Data supplied >>
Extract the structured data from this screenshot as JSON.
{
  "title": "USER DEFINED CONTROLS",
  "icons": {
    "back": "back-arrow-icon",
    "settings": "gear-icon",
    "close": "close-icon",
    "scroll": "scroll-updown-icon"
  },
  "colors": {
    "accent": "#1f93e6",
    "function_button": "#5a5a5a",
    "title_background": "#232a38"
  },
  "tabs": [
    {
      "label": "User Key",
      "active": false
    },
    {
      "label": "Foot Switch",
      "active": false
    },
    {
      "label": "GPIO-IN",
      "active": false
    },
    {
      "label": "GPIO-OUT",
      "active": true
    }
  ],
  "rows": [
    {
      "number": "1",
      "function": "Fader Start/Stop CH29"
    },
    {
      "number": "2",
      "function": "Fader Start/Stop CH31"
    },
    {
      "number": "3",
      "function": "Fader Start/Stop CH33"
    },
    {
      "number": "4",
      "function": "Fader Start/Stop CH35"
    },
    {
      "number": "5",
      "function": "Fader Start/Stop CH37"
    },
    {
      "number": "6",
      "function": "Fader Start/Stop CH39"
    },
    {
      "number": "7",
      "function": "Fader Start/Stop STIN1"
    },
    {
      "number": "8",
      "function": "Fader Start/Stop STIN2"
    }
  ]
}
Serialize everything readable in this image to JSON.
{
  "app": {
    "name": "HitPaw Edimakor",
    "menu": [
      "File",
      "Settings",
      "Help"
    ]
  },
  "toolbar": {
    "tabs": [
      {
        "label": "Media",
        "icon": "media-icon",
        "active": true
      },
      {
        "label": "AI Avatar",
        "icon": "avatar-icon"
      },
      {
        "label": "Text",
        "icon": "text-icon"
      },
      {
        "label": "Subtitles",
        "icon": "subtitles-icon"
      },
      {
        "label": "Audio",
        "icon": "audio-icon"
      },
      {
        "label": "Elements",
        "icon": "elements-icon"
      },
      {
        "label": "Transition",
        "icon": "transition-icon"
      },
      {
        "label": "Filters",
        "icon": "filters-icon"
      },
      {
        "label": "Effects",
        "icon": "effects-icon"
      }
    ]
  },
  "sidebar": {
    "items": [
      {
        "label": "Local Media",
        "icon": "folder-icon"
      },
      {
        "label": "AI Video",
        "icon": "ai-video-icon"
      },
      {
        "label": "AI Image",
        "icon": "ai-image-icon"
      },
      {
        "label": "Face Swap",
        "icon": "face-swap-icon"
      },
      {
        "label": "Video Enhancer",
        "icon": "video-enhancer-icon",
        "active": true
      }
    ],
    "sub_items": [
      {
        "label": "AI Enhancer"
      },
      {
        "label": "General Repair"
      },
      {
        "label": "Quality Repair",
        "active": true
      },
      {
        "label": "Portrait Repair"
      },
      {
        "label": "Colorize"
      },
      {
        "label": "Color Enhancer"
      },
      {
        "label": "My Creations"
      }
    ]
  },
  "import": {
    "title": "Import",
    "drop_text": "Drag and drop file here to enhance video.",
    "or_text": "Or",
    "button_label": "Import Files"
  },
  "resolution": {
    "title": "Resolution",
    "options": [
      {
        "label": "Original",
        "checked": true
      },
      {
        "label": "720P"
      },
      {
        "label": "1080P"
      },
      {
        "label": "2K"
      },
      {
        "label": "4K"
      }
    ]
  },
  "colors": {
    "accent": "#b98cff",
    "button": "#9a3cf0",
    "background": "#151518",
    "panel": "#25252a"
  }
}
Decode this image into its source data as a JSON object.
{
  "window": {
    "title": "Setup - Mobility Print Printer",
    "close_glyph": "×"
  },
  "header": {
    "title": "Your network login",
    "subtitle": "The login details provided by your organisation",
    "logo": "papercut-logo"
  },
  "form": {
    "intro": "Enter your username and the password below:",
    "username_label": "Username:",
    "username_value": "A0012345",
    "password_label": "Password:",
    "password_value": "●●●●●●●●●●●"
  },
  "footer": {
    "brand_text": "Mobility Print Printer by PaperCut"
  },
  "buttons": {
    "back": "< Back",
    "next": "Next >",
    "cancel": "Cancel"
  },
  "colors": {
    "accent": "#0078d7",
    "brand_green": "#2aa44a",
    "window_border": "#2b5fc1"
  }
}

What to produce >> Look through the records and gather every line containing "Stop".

Written response >>
      "function": "Fader Start/Stop CH29"
      "function": "Fader Start/Stop CH31"
      "function": "Fader Start/Stop CH33"
      "function": "Fader Start/Stop CH35"
      "function": "Fader Start/Stop CH37"
      "function": "Fader Start/Stop CH39"
      "function": "Fader Start/Stop STIN1"
      "function": "Fader Start/Stop STIN2"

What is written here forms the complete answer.